the pole because their legs are too long! specular reflection diffuse reflection
(smooth surfaces) (rough surfaces)

Stainless steel slides also tend to make good
mirrors (assuming they haven’t had wax crayon
daubed all over them). On a sunny day you
can find a rough focal point for some curved
slides and show that it’s a focus because your
hand gets cooler as you move it away from the
hot spot, both towards and away from the slide
(figure 10). On a very sunny day this can be a
very striking demonstration. The sun needs to be
in the right place, and as the sun appears to move
across the sky the hot spot moves too—all good
discussion points for pupils. Some metal slides
have a patterned surface, and while these aren’t
any good for focusing the sun’s rays they are useful
for explaining the difference between specular and
diffuse reflection.
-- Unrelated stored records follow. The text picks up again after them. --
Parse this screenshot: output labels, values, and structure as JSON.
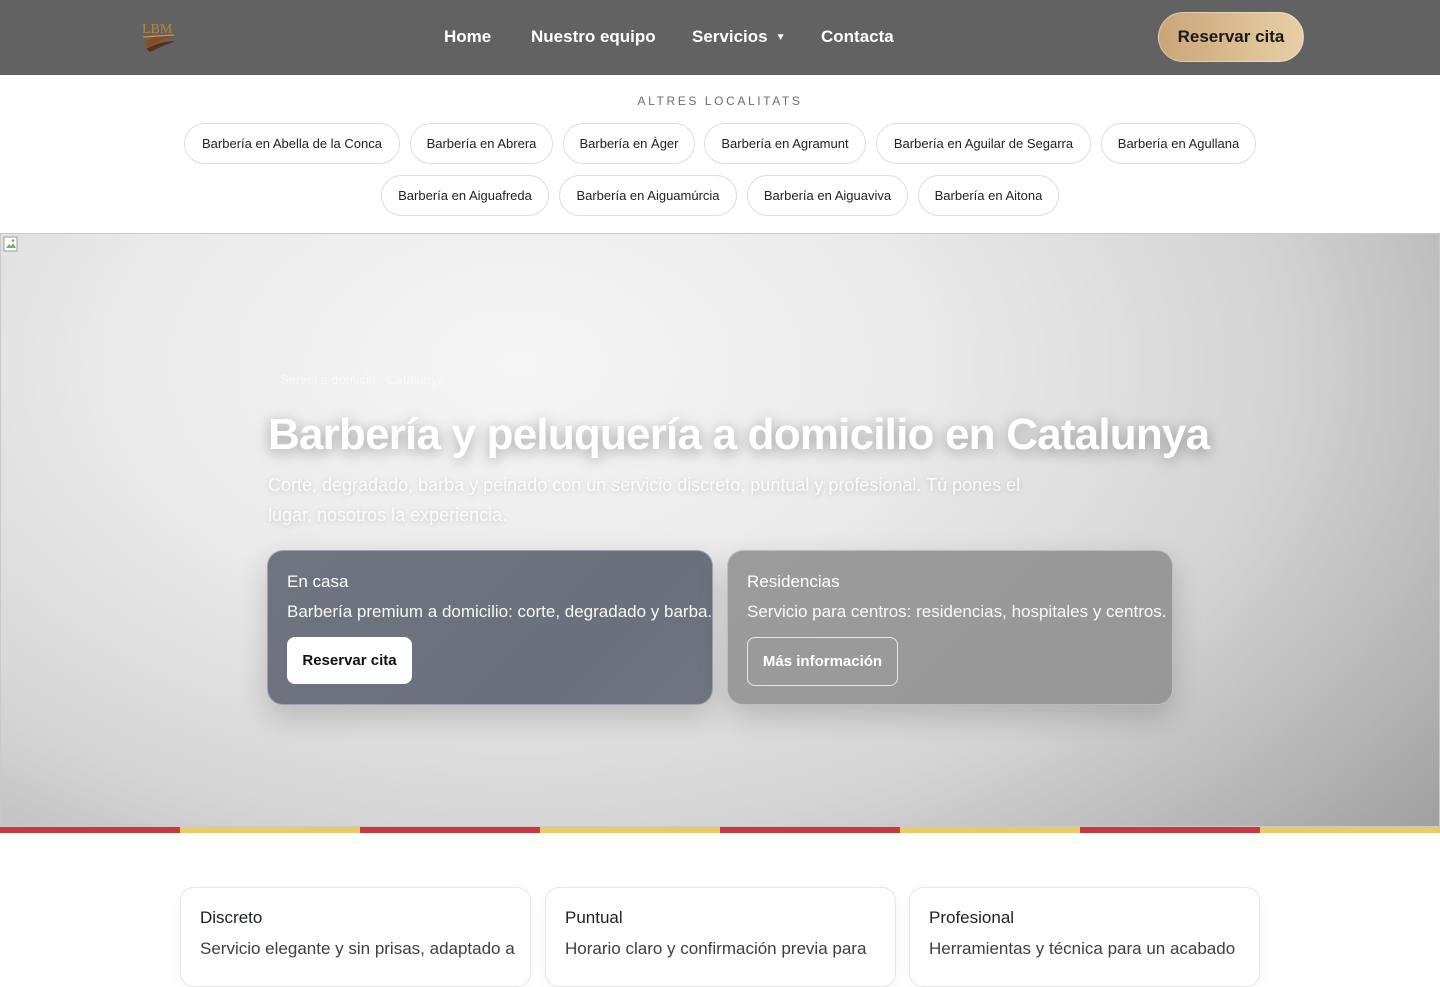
{
  "header": {
    "logo_text": "LBM",
    "nav": [
      {
        "label": "Home"
      },
      {
        "label": "Nuestro equipo"
      },
      {
        "label": "Servicios",
        "has_dropdown": true
      },
      {
        "label": "Contacta"
      }
    ],
    "cta_label": "Reservar cita",
    "colors": {
      "bar": "#626262",
      "cta_from": "#c9a677",
      "cta_to": "#e9cfa6"
    }
  },
  "localities": {
    "title": "ALTRES LOCALITATS",
    "chips": [
      "Barbería en Abella de la Conca",
      "Barbería en Abrera",
      "Barbería en Àger",
      "Barbería en Agramunt",
      "Barbería en Aguilar de Segarra",
      "Barbería en Agullana",
      "Barbería en Aiguafreda",
      "Barbería en Aiguamúrcia",
      "Barbería en Aiguaviva",
      "Barbería en Aitona"
    ]
  },
  "hero": {
    "kicker": "Servei a domicili · Catalunya",
    "title": "Barbería y peluquería a domicilio en Catalunya",
    "subtitle": "Corte, degradado, barba y peinado con un servicio discreto, puntual y profesional. Tú pones el lugar, nosotros la experiencia.",
    "cards": [
      {
        "title": "En casa",
        "text": "Barbería premium a domicilio: corte, degradado y barba.",
        "button": "Reservar cita"
      },
      {
        "title": "Residencias",
        "text": "Servicio para centros: residencias, hospitales y centros.",
        "button": "Más información"
      }
    ]
  },
  "stripe_colors": [
    "#c8393e",
    "#eacb67",
    "#c8393e",
    "#eacb67",
    "#c8393e",
    "#eacb67",
    "#c8393e",
    "#eacb67"
  ],
  "features": [
    {
      "title": "Discreto",
      "text": "Servicio elegante y sin prisas, adaptado a"
    },
    {
      "title": "Puntual",
      "text": "Horario claro y confirmación previa para"
    },
    {
      "title": "Profesional",
      "text": "Herramientas y técnica para un acabado"
    }
  ]
}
If the surface is polished enough
to be able to see your own reflection in you can also
see how the convex part (usually at the top) and
concave part (usually at the bottom) of the slide
change the shape of the image.

You need a plastic slide for this and perhaps one
that hasn’t been earthed! It was surprising to see a Figure 10. The hot spot can be seen on the lower part
plastic slide with an earth rod for the first time, but of the hand; further up on the face it wasn’t as hot.
obvious why when you touch a child who has just
slid down an unearthed plastic slide (figure 11).
Giving each other shocks at the bottom of the
slide makes an obvious impression; seeing that it
doesn’t work when they touch the ground is also
something they tend to find out for themselves.
The crack of the sparks is audible and they can also
see their hair standing up on end as they become
Just visible – the
A simple electroscope can be made using earth wire on the
a can, some tissue paper or foil and a rubber plastic slide
band although a gold leaf electroscope would be
better because on windy days the movement of the Figure 11. The earth wire on a plastic slide.
foil due to charge is less convincing (figure 12).
Comparing the amount of charge transferred with
different speeds down the slide, different clothes round this off nicely. (Another interesting point to
and different people all makes for a lively time. be aware of is that pupils with cochlear implants
Explaining why this doesn’t work with a metal need to take precautions when using plastic slides
slide and linking the electrostatics back to friction [5].)

532 PHYSICS EDUCATION November 2005

Swings and slides
starting point. There are many other rides that can
be brought into physics lessons—see-saws, merry-
go-rounds, witches’ hats—probably an endless
list, and we hope we have outlined a few ideas to
make you want to investigate the physics in your
local playground.

Received 19 September 2005


[1] Vernier Low-g Accelerometer
[2] Sand M Can Gravitation be Cancelled?
[3] The Looping Starship by Intamin
[4] The Physics of Trapeze baltimore.trapezeschool.
[5] See safe.htm for
guidelines for those with cochlear implants

Figure 12. Static from a plastic slide.

Conclusion Ann-Marie Pendrill is a professor in

Slides and swings are the most common pieces physics at Göteborg University, with a
research background in computational
of equipment in playgrounds and offer a lot of atomic physics.
scope for discussion of different areas of physics
and a variety of experiments. Older children
often enjoy an excuse to play on rides that they
would like to pretend they are too grown-up to
be interested in and younger children just like to
play! With secondary school teachers increasingly
being asked to provide ‘taster’ lessons for primary Gary Williams is Editor of Physics
school pupils, the playground can be a friendly Education.

November 2005 PHYSICS EDUCATION 533